How to Win a Lottery

Lottery is a game of chance in which numbers or symbols are drawn to determine winners. Most governments regulate and supervise the operation of lotteries, but there are many variations. Some allow players to play online and others sell tickets in convenience stores. A common feature is the pooling of all money placed as stakes. This is usually accomplished by a chain of sales agents who pass the money up through their organization until it is “banked.” Using computers for mixing and drawing has become more common because of the ability to store large quantities of information and generate random numbers.

A prize is awarded to the winner of a lottery, and the amount of the prize can vary greatly from one country to the next. The most common prizes are cash or goods, but some lotteries also award cars, vacations, or even houses. In addition, the amount of the prize is often related to the number of tickets sold.

While the odds of winning a lottery are relatively low, many people still buy tickets. In fact, the average American spends about $27 on a ticket each year. In some cases, this spending represents a rational decision, especially if the expected utility of winning is high enough.

The premise of most lotteries is that all numbers are equally likely to appear, so any single combination has an equal chance of winning. Nevertheless, there are some strategies that increase an individual’s odds of winning, such as buying more tickets. In addition, some people choose numbers that have a personal meaning to them, such as birthdays or significant dates. Choosing such numbers may reduce an individual’s chances of winning because it increases the likelihood that other people will select the same numbers.

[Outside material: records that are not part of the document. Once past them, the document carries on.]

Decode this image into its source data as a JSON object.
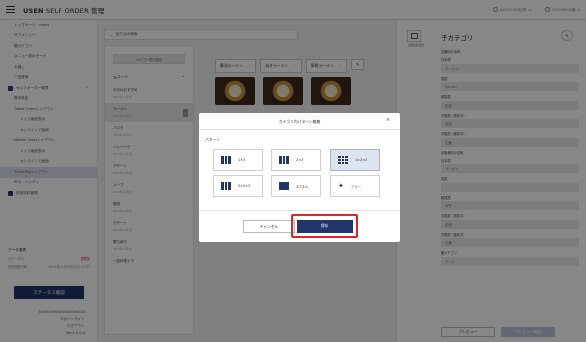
{
  "header": {
    "title_bold": "USEN",
    "title_rest": " SELF ORDER 管理",
    "account": "AASOOUSEN企業",
    "store": "0001USEN店舗"
  },
  "sidebar": {
    "items": [
      {
        "label": "トップページ - menu"
      },
      {
        "label": "サブメニュー"
      },
      {
        "label": "親カテゴリ"
      },
      {
        "label": "メニュー表示モード"
      },
      {
        "label": "お通し"
      },
      {
        "label": "一括登録"
      },
      {
        "label": "セルフオーダー管理"
      },
      {
        "label": "基本設定"
      },
      {
        "label": "Tablet Orderレイアウト"
      },
      {
        "label": "トップ画面表示"
      },
      {
        "label": "オンラインで画面"
      },
      {
        "label": "Mobile Orderレイアウト"
      },
      {
        "label": "トップ画面表示"
      },
      {
        "label": "オンラインで画面"
      },
      {
        "label": "TicketPayレイアウト"
      },
      {
        "label": "POS・ハンディ"
      },
      {
        "label": "説明資料管理"
      }
    ],
    "data_section": {
      "label": "データ連携",
      "row1_left": "ステータス",
      "row1_right": "連携前",
      "row2_left": "前回連携日時",
      "row2_right": "2023年11月02日(木) 17:37"
    },
    "status_button": "ステータス確認",
    "footer": {
      "user": "U0001000000000000034",
      "support": "サポートサイト",
      "logout": "ログアウト",
      "version": "Ver.2.0.0.0"
    }
  },
  "main": {
    "filter_label": "絞り込み検索",
    "settings_button": "カテゴリ表示設定",
    "code_label": "コード",
    "categories": [
      {
        "name": "今日のおすすめ",
        "date": "2023年11月1日"
      },
      {
        "name": "ラーメン",
        "date": "2023年11月1日"
      },
      {
        "name": "パスタ",
        "date": "2023年11月1日"
      },
      {
        "name": "ハンバーグ",
        "date": "2023年11月1日"
      },
      {
        "name": "デザート",
        "date": "2023年11月1日"
      },
      {
        "name": "ルーブ",
        "date": "2023年11月1日"
      },
      {
        "name": "揚物",
        "date": "2023年11月1日"
      },
      {
        "name": "デザート",
        "date": "2023年11月1日"
      },
      {
        "name": "煮ち燻り",
        "date": "2023年11月1日"
      },
      {
        "name": "一品料理ナウ",
        "date": ""
      }
    ],
    "chips": [
      {
        "label": "醤油ラーメン",
        "kebab": "⋮"
      },
      {
        "label": "ねぎラーメン",
        "kebab": "⋮"
      },
      {
        "label": "豚骨ラーメン",
        "kebab": "⋮"
      }
    ]
  },
  "right_panel": {
    "icon_label": "画面内容切替",
    "title": "子カテゴリ",
    "fields": [
      {
        "label": "店舗向け名称",
        "value": ""
      },
      {
        "label": "日本語",
        "value": "ラーメン"
      },
      {
        "label": "英語",
        "value": "Ramen"
      },
      {
        "label": "韓国語",
        "value": "拉面"
      },
      {
        "label": "中国語（簡体字）",
        "value": "拉面"
      },
      {
        "label": "中国語（繁体字）",
        "value": "拉麵"
      },
      {
        "label": "お客様向け名称",
        "value": ""
      },
      {
        "label": "日本語",
        "value": "ラーメン"
      },
      {
        "label": "英語",
        "value": ""
      },
      {
        "label": "韓国語",
        "value": "라면"
      },
      {
        "label": "中国語（簡体字）",
        "value": "拉面"
      },
      {
        "label": "中国語（繁体字）",
        "value": "拉麵"
      },
      {
        "label": "親カテゴリ",
        "value": "フード"
      }
    ],
    "preview_button": "プレビュー",
    "confirm_button": "プレビュー確認"
  },
  "modal": {
    "title": "カテゴリ内パターン編集",
    "close": "×",
    "section_label": "パターン",
    "patterns": [
      {
        "label": "1×3",
        "selected": false
      },
      {
        "label": "2×3",
        "selected": false
      },
      {
        "label": "1×2×3",
        "selected": true
      },
      {
        "label": "2×2×3",
        "selected": false
      },
      {
        "label": "3パネル",
        "selected": false
      },
      {
        "label": "フリー",
        "selected": false
      }
    ],
    "cancel": "キャンセル",
    "save": "保存"
  },
  "colors": {
    "navy": "#22356b",
    "highlight_red": "#e8202a",
    "selected_bg": "#dde3ef"
  }
}
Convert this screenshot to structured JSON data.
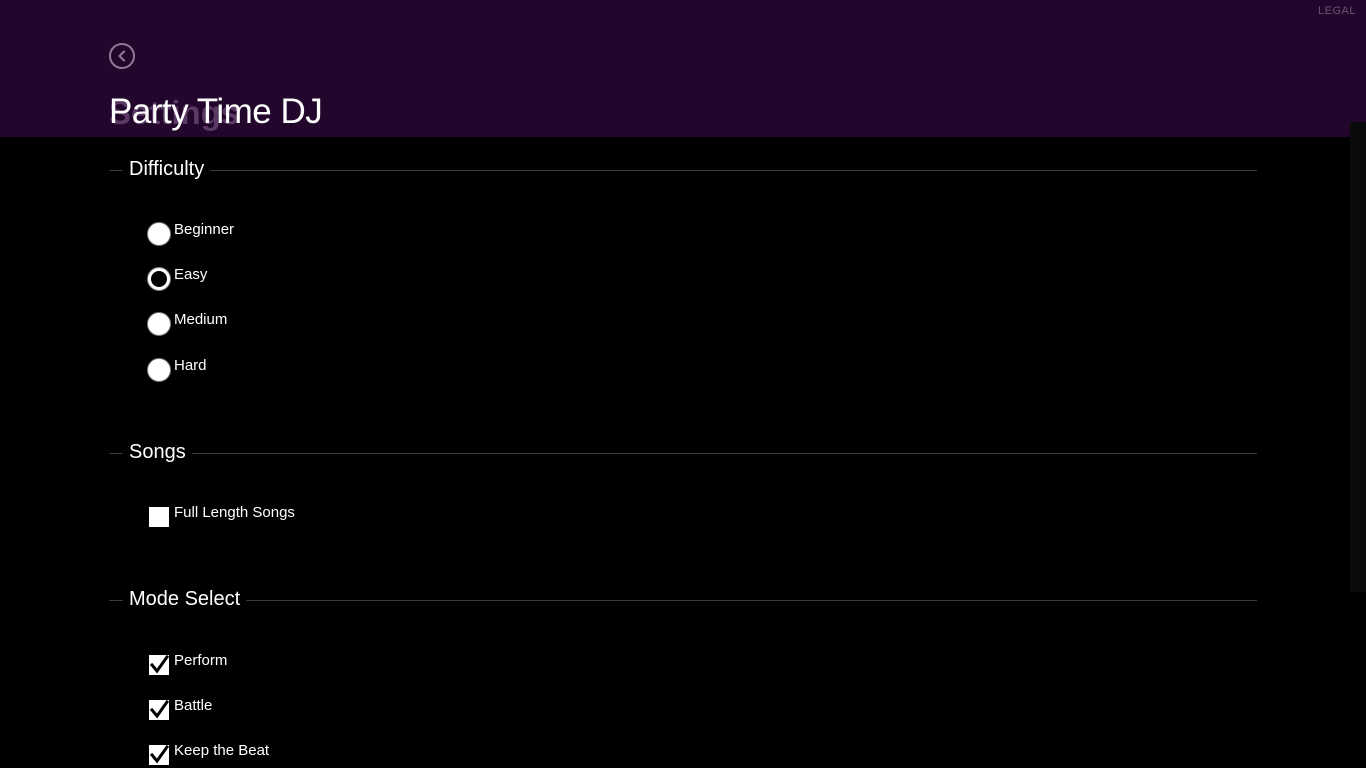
{
  "header": {
    "legal_label": "LEGAL",
    "ghost_title": "Settings",
    "app_title": "Party Time DJ",
    "back_icon": "chevron-left-circle-icon"
  },
  "sections": {
    "difficulty": {
      "label": "Difficulty",
      "options": [
        {
          "label": "Beginner",
          "selected": false
        },
        {
          "label": "Easy",
          "selected": true
        },
        {
          "label": "Medium",
          "selected": false
        },
        {
          "label": "Hard",
          "selected": false
        }
      ]
    },
    "songs": {
      "label": "Songs",
      "options": [
        {
          "label": "Full Length Songs",
          "checked": false
        }
      ]
    },
    "mode_select": {
      "label": "Mode Select",
      "options": [
        {
          "label": "Perform",
          "checked": true
        },
        {
          "label": "Battle",
          "checked": true
        },
        {
          "label": "Keep the Beat",
          "checked": true
        }
      ]
    }
  },
  "colors": {
    "header_bg": "#22062b",
    "page_bg": "#000000",
    "text": "#ffffff",
    "divider": "#3a3a3a"
  }
}
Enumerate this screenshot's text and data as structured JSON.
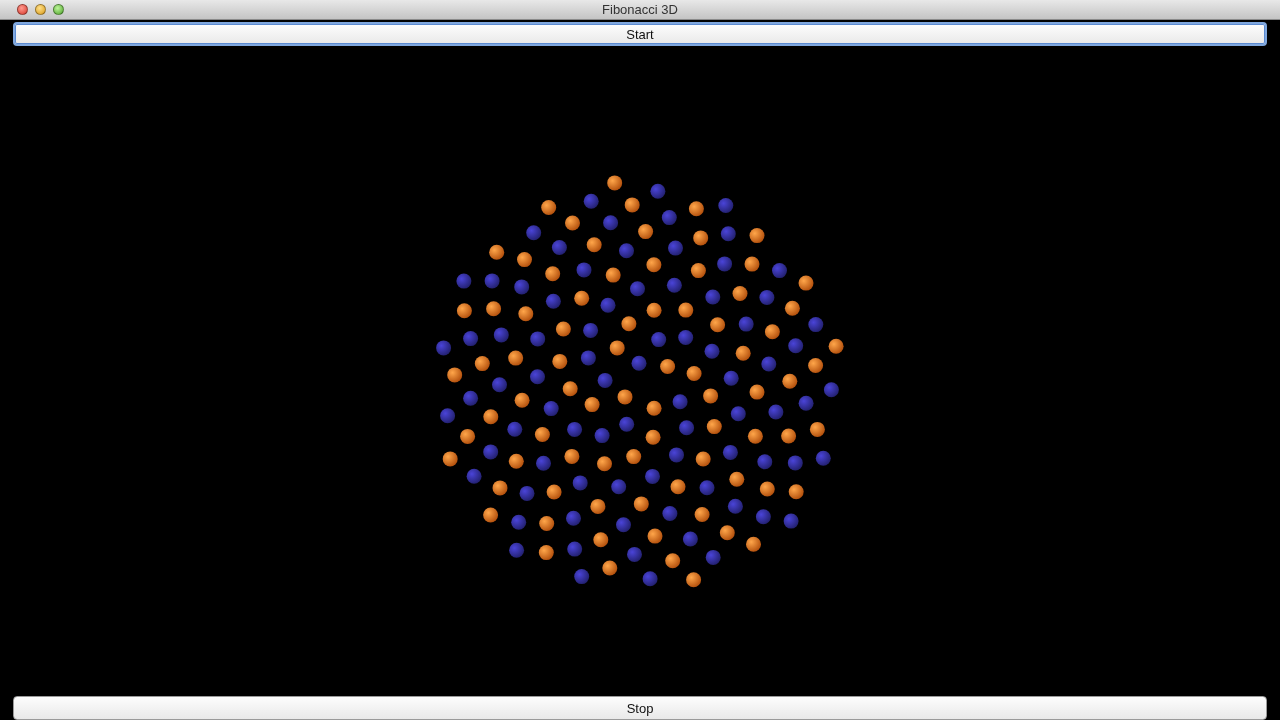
{
  "window": {
    "title": "Fibonacci 3D"
  },
  "top_button": {
    "label": "Start",
    "focused": true
  },
  "bottom_button": {
    "label": "Stop",
    "focused": false
  }
}
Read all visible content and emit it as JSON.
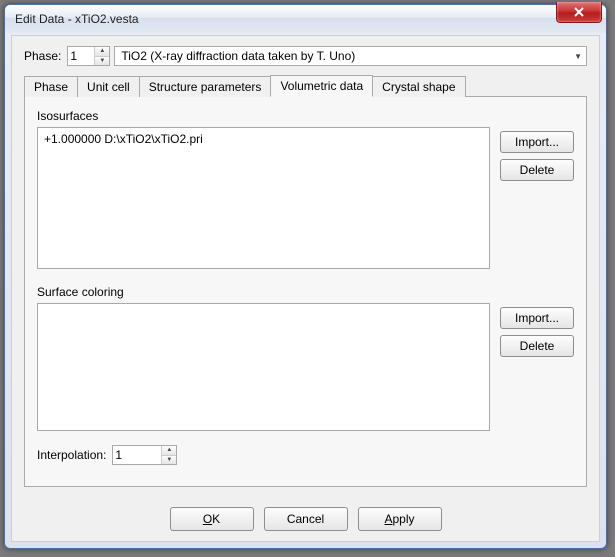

Some individuals have used statistical models and specialized programs to maximize their odds of winning, but these methods are not foolproof. In addition, some individuals have made a fortune by purchasing large numbers of tickets and collaborating with other lottery players. For example, a couple in their 60s made over $27 million in nine years by buying thousands of tickets at a time.

Another strategy involves buying Quick Picks, which are pre-selected combinations of numbers. While this method can save time, it is not guaranteed to produce a winning combination. In addition, some Quick Picks contain multiple sets of numbers that are similar to each other. Therefore, it is important to check the winning combinations before claiming a prize.

Lastly, some people have used the principles of probability to develop mathematical formulas that predict which numbers are more likely to appear. However, these mathematical models are not foolproof, and many of them have been disproven by researchers. In addition, some of these mathematical formulas have been exploited by criminals who have used them to steal money from other people. The truth is that the odds of winning the lottery are largely based on luck and the ability to spot patterns.